WORK REQUEST: Report the lines of the material that carry the string "khoản".

• • • • • • •

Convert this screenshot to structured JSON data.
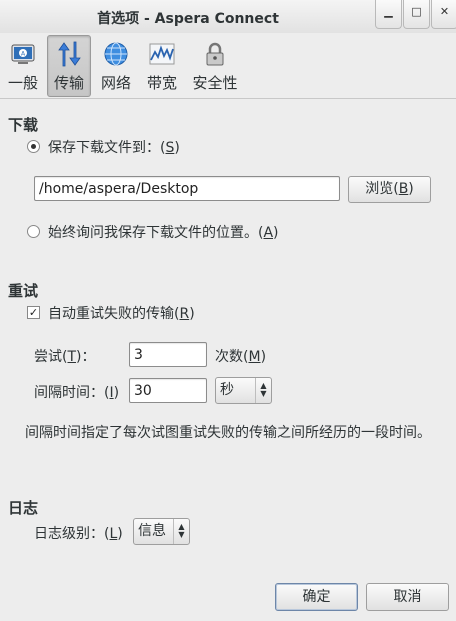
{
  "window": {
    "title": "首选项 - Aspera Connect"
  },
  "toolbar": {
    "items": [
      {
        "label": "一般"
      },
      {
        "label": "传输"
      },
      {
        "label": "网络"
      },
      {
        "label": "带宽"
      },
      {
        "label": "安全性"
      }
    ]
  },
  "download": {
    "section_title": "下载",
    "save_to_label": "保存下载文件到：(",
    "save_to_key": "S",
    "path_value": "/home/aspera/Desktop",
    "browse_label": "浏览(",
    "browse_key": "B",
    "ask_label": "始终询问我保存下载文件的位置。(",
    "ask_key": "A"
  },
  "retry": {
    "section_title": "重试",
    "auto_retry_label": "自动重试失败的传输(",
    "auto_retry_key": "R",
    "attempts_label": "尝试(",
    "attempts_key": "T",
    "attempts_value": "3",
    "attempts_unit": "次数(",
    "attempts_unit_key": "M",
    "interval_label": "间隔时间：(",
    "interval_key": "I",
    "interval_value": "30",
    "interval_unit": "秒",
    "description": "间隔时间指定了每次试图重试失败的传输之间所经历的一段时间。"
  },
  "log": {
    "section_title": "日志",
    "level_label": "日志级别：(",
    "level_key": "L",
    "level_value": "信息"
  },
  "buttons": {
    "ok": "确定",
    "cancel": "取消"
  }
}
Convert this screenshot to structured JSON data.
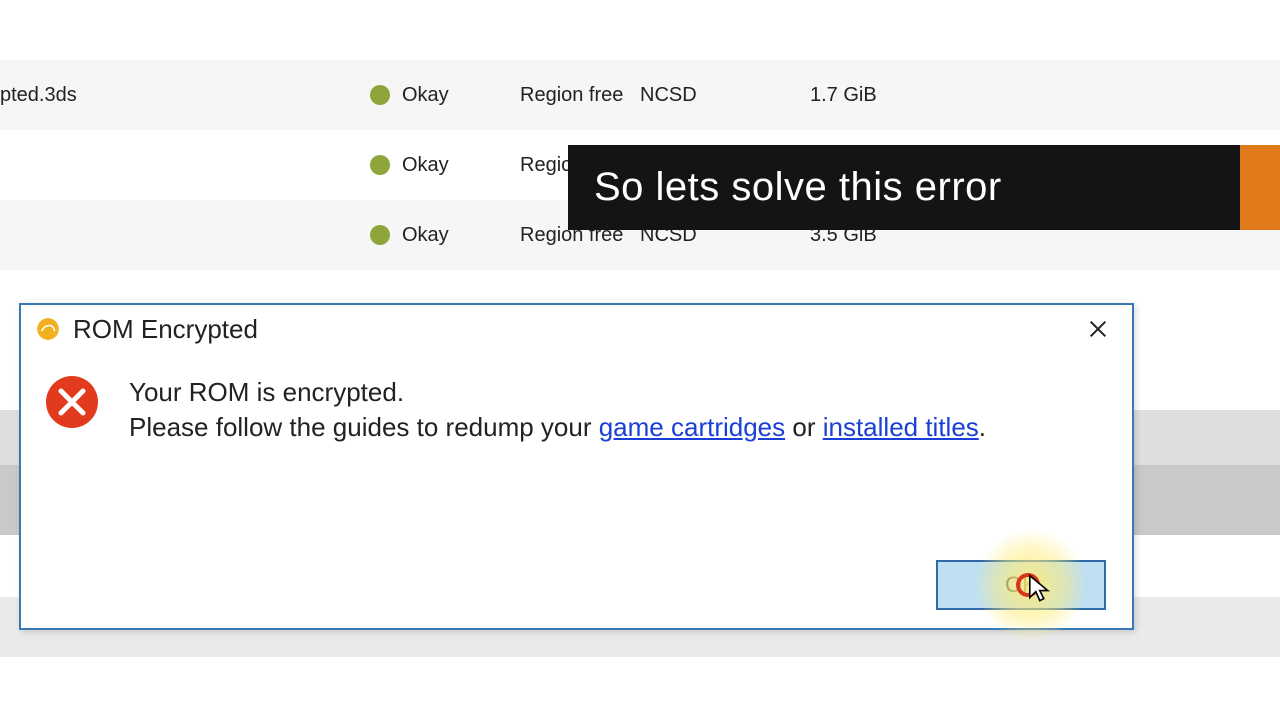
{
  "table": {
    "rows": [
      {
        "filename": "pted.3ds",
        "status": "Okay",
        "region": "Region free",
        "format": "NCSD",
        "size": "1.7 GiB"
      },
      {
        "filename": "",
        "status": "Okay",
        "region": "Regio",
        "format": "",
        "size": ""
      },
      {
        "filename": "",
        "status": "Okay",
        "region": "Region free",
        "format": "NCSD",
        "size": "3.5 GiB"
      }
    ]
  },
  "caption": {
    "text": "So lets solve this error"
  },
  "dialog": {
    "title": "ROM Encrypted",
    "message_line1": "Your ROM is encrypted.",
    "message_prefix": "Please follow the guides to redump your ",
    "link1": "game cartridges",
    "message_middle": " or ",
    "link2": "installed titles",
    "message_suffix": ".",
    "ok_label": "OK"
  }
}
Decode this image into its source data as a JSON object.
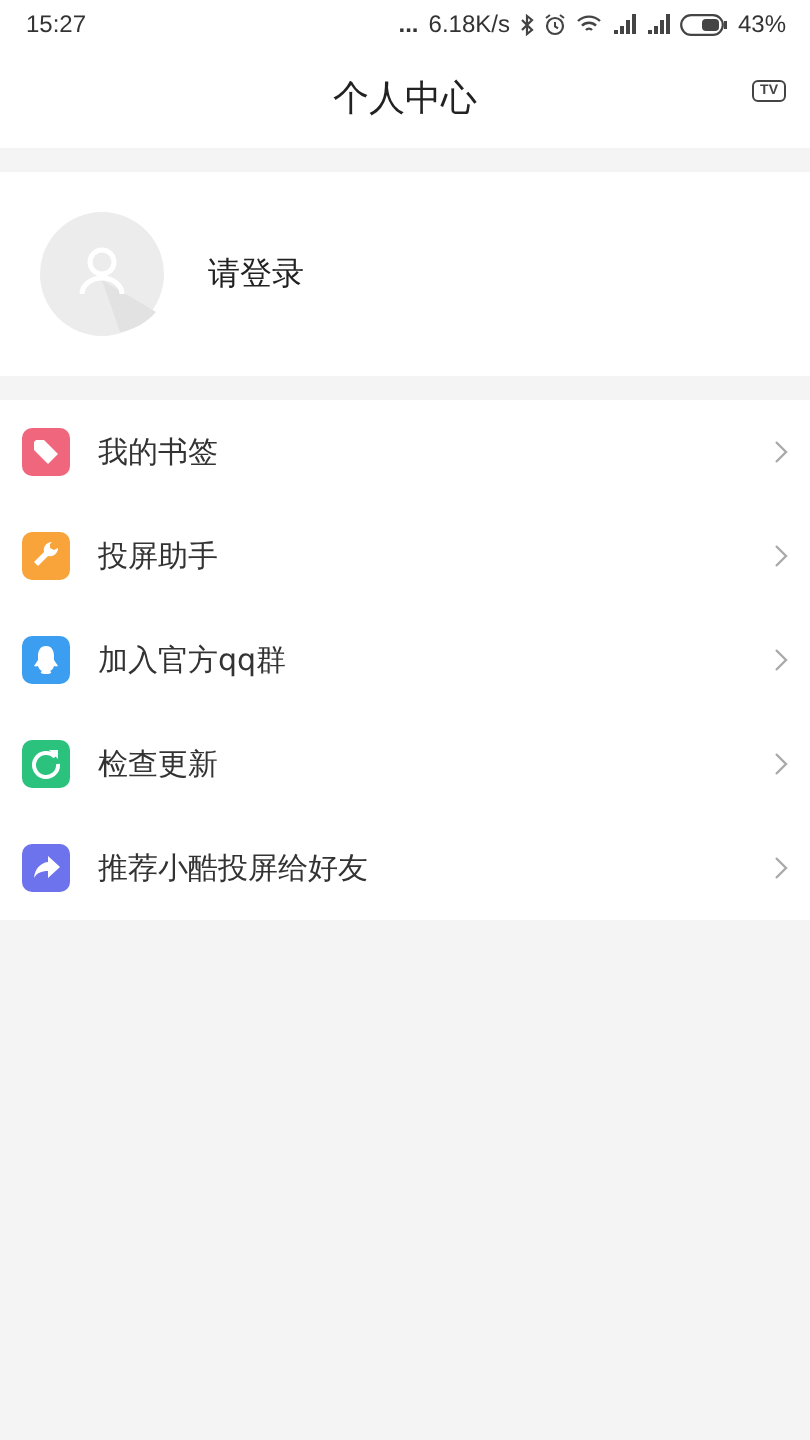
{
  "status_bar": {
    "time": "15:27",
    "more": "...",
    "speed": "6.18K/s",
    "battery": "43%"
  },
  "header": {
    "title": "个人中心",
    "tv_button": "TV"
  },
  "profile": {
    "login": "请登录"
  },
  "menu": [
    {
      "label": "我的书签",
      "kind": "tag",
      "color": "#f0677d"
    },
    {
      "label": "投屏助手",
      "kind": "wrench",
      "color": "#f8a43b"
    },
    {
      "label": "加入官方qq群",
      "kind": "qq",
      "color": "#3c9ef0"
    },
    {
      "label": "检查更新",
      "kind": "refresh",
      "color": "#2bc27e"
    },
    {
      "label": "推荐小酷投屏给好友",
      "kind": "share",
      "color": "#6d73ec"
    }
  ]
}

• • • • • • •

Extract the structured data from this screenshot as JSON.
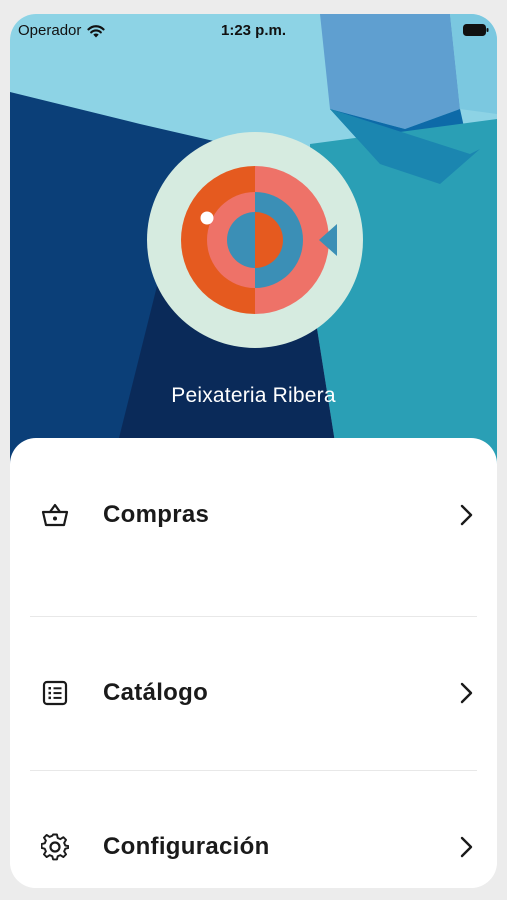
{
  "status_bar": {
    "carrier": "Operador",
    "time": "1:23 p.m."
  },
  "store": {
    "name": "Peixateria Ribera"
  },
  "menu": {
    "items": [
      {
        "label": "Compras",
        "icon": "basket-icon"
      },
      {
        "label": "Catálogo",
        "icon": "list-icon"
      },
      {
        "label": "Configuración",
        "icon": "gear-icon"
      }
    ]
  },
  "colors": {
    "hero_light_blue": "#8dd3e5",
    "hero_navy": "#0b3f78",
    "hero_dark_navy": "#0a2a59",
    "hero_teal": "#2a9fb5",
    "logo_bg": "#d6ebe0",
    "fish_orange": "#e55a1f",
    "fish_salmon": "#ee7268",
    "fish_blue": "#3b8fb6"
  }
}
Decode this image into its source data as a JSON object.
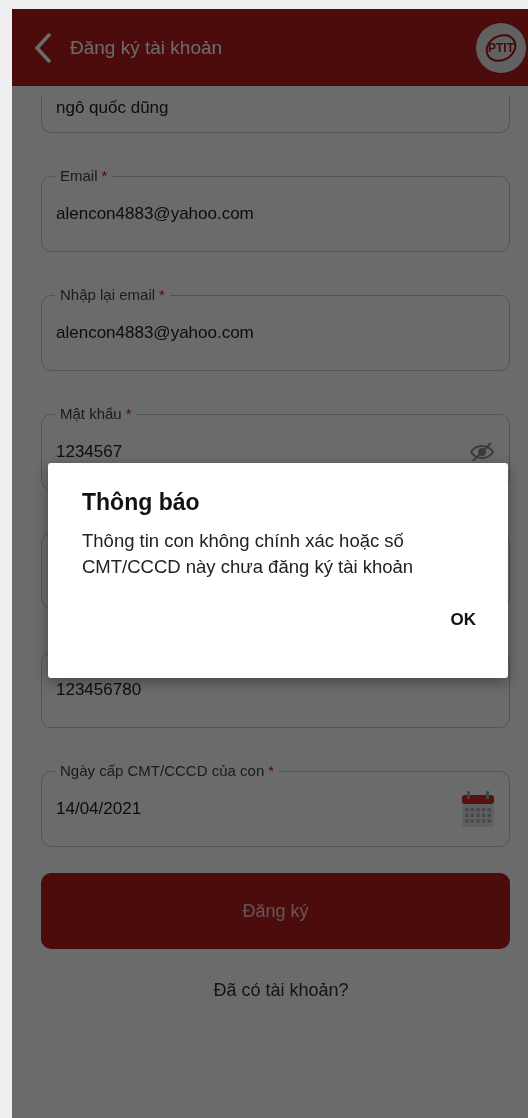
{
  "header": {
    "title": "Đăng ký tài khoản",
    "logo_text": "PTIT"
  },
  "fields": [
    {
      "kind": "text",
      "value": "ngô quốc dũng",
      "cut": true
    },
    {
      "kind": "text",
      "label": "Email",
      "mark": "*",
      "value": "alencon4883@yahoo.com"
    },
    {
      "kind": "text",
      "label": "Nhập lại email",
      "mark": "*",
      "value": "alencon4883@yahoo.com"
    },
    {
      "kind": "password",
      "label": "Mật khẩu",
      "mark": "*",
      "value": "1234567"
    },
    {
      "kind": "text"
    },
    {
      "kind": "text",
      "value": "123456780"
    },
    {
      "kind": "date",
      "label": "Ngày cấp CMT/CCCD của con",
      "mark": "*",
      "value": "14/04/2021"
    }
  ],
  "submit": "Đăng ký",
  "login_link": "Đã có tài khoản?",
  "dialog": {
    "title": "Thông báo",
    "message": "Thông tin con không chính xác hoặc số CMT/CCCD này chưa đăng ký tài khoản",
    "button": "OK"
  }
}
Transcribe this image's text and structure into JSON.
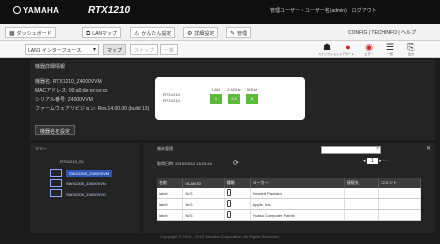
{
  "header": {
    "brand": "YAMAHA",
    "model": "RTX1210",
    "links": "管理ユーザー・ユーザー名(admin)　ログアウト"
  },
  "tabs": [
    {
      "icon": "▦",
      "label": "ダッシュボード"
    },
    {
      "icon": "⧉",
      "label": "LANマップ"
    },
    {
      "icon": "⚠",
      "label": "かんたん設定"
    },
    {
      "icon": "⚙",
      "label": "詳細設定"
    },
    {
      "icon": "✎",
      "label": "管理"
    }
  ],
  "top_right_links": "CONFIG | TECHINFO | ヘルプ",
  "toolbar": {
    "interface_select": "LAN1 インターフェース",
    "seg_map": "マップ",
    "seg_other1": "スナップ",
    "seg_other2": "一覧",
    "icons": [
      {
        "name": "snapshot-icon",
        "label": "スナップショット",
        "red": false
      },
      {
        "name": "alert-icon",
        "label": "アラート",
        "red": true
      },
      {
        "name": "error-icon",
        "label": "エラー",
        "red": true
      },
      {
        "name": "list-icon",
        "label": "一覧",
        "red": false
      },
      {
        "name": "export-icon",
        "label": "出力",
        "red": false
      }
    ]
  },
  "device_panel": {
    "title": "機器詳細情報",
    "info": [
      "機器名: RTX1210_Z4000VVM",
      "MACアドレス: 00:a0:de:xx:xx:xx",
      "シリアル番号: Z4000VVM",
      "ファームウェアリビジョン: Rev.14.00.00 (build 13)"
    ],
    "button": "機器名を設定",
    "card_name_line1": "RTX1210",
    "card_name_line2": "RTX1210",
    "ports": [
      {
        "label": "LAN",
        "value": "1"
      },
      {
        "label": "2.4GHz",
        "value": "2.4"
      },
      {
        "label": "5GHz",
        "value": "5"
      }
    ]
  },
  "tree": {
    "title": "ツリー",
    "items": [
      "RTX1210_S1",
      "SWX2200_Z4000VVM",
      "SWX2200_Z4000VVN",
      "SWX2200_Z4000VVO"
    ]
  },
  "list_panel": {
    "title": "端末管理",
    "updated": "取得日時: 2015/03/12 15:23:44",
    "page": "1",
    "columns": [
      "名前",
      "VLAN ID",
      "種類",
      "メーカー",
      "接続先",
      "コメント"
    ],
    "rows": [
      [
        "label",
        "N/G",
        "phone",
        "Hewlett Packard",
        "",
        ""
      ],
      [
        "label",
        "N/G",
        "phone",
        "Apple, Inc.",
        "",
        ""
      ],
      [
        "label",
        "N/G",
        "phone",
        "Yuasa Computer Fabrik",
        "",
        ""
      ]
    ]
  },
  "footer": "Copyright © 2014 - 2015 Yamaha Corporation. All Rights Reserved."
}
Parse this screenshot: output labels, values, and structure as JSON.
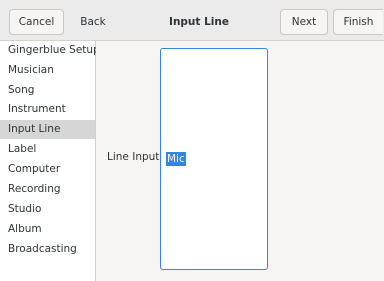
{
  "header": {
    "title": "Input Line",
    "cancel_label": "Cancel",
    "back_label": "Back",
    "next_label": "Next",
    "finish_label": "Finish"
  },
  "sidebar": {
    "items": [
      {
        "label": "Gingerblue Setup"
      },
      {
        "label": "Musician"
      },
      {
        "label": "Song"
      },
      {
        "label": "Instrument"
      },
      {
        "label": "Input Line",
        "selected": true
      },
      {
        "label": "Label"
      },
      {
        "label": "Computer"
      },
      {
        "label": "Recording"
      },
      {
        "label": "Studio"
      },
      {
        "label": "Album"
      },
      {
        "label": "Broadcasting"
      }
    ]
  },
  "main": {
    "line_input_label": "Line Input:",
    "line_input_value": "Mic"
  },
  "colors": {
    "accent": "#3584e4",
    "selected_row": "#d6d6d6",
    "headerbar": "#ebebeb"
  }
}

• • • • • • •

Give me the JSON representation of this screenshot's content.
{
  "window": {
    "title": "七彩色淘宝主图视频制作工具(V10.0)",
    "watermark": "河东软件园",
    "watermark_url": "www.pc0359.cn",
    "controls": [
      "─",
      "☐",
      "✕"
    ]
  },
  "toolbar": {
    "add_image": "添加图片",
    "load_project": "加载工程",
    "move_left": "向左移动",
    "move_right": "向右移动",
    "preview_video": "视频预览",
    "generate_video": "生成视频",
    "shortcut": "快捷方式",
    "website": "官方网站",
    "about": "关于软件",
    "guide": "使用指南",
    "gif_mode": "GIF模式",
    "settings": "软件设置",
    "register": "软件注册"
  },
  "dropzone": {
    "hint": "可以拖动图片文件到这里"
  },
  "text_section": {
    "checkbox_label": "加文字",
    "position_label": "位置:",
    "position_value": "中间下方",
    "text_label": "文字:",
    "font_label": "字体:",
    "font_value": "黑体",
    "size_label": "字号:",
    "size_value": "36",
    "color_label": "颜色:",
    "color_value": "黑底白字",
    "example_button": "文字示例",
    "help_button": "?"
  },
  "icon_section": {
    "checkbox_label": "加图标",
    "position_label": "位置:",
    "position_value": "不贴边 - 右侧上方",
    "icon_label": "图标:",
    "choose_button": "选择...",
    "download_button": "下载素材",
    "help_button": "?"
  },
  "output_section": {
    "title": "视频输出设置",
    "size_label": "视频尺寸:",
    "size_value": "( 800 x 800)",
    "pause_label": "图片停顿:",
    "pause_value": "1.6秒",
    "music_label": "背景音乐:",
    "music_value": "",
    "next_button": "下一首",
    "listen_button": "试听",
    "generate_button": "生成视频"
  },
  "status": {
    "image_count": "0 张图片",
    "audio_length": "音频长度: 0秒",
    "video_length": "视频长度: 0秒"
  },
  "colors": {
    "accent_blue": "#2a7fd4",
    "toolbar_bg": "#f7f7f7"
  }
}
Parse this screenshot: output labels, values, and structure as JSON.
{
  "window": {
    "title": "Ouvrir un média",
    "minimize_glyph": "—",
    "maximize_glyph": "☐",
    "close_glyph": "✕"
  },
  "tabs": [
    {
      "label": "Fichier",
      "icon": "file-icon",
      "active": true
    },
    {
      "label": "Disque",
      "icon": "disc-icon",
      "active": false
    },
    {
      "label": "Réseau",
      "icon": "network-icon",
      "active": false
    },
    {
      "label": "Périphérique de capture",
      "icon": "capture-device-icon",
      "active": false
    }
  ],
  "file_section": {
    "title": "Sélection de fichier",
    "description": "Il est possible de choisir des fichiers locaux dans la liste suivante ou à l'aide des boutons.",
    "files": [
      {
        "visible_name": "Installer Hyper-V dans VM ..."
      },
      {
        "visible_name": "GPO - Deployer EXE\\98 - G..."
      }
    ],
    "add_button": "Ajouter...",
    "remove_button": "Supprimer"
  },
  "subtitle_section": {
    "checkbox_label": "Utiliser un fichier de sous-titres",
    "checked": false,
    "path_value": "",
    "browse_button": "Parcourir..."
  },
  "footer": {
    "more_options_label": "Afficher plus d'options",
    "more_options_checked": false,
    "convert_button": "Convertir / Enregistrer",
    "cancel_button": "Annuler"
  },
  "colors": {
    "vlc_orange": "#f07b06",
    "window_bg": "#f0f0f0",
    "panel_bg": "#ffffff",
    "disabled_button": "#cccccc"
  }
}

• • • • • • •

ANSWER:
    "title": "Đăng ký tài khoản",
  "login_link": "Đã có tài khoản?",
    "message": "Thông tin con không chính xác hoặc số CMT/CCCD này chưa đăng ký tài khoản",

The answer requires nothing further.